a

Corresponding Author (Advisor)

Conclusions
A novel, cost effective, reusable TiO2-coated nonwoven media developed and supplied by IMDC
was used to successfully investigate the photodegradation of MB-containing wastewater. A falling
film-type photoreactor with recirculation was
designed and operated inside a black box set up.
TiO2/UV-mediated photocatalytic experiments were
conducted at an initial pH 7 and temperature 25
°C. Effect of initial dye concentration, mixing, and
treatment time were investigated. More than 95%
decolorization was obtained within 4, 5, and 9 h of
treatment for 5, 10, and 15 mg/L dye-containing
wastewaters. The kinetics of the photocatalytic treatment were the fastest with the most dilute solution:
5 mg/L > 10 mg/L > 15 mg/L (0.892 h-1 > 0.613 h-1
> 0.237 h-1). The kinetics of the process was comparable with that of slurry-type reactors treating
44 | AATCC Review

Vol. 14, No. 1

January/February 2014
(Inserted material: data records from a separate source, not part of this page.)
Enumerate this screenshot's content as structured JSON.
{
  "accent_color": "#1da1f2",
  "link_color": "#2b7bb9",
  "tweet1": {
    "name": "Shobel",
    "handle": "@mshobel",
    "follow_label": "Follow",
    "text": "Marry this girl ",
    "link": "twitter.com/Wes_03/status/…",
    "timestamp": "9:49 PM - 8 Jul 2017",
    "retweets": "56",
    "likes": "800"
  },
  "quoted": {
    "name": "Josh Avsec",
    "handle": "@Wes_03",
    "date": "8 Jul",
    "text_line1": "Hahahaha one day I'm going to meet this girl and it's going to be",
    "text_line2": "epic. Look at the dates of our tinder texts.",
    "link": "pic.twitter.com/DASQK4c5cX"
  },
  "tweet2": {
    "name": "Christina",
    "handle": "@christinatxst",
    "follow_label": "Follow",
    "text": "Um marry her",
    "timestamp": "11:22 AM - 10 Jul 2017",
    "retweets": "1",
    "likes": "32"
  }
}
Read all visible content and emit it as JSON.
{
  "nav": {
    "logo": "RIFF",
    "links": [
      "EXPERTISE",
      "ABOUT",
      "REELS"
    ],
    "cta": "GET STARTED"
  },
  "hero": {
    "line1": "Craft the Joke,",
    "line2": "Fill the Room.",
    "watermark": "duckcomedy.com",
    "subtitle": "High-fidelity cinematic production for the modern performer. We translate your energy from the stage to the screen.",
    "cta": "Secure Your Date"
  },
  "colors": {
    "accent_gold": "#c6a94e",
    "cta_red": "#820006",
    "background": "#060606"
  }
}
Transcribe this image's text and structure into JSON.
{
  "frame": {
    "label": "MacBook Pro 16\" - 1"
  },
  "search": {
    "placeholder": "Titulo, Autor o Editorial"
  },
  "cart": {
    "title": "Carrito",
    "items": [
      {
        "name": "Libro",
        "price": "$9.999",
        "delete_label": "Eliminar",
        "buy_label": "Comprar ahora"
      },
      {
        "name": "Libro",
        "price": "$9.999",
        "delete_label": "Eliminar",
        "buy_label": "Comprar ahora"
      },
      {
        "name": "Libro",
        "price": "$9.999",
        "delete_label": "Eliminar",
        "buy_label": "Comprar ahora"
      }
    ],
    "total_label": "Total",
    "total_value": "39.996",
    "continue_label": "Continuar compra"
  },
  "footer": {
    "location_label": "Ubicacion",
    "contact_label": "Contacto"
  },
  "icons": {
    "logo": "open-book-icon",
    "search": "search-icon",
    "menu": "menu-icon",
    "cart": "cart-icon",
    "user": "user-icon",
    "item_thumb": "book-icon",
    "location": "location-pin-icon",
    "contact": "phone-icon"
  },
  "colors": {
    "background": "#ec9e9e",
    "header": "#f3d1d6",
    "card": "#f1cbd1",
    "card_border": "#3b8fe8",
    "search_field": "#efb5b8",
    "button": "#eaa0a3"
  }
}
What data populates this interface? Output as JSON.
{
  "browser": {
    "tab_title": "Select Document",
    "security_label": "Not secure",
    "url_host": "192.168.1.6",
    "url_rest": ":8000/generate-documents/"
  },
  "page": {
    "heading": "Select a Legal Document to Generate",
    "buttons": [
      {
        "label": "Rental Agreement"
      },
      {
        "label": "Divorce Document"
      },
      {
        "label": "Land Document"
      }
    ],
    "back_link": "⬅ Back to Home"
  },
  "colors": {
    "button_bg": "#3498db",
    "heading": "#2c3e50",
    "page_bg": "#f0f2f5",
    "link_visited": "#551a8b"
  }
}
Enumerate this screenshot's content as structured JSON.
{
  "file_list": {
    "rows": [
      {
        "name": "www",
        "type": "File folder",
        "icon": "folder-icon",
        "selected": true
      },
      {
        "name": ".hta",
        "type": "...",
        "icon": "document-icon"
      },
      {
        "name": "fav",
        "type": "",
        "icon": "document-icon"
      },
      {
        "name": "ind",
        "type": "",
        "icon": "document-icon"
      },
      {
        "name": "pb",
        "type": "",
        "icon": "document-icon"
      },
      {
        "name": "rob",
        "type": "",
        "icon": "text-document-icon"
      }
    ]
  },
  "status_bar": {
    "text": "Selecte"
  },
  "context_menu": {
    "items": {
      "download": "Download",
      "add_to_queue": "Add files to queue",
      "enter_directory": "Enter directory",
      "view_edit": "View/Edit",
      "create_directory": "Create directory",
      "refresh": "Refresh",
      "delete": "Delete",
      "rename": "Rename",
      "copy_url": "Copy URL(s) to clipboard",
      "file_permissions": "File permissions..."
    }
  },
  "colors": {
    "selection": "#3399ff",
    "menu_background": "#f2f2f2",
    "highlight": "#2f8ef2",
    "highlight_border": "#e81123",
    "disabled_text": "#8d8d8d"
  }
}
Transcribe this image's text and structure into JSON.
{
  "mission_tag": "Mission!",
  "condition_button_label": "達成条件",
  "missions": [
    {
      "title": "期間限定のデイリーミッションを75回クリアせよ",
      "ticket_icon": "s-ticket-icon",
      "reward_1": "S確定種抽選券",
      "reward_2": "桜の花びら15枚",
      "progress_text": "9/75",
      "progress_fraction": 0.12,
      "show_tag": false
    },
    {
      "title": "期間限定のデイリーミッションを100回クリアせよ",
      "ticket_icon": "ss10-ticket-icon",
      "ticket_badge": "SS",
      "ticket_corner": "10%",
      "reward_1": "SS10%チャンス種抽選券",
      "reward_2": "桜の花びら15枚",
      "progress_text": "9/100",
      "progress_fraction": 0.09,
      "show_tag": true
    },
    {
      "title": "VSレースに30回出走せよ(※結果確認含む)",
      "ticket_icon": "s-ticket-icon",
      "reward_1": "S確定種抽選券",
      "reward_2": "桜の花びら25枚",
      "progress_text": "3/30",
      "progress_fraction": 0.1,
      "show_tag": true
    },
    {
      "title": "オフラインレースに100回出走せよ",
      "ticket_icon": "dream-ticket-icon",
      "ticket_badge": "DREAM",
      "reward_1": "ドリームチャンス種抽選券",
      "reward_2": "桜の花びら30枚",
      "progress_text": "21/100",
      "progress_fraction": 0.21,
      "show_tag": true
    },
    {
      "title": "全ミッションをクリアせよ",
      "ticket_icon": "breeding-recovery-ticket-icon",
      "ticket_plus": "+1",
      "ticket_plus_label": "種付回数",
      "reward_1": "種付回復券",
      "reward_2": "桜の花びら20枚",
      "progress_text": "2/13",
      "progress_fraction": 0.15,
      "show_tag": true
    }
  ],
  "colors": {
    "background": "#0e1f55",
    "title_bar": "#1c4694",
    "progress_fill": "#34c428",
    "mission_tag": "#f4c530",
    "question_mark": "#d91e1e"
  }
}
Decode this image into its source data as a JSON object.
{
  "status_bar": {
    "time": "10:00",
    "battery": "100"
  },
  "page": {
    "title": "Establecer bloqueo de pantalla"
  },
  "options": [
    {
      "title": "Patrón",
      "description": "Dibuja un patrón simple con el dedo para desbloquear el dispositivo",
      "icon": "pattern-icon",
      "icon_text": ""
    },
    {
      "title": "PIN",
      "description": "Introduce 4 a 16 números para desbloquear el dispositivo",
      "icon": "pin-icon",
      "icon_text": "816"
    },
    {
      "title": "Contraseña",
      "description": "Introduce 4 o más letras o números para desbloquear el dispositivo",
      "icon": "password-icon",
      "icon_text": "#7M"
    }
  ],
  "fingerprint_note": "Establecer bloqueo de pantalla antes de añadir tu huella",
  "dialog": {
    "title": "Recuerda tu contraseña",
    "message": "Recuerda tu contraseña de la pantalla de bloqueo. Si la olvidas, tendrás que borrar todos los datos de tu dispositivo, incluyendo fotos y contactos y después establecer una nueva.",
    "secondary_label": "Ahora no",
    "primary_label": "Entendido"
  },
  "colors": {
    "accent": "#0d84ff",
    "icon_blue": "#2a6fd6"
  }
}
Pratap Pullammanappallil, University of Florida, 203
Frazier Rogers Hall, P. O. Box 110570, Gainesville,
FL 32611-0570, USA; phone +1.352.392.1864 ext.
203; fax +1.352.392.4092; pcpratap@ufl.edu.

DOI: 10.14504/ar.14.1.3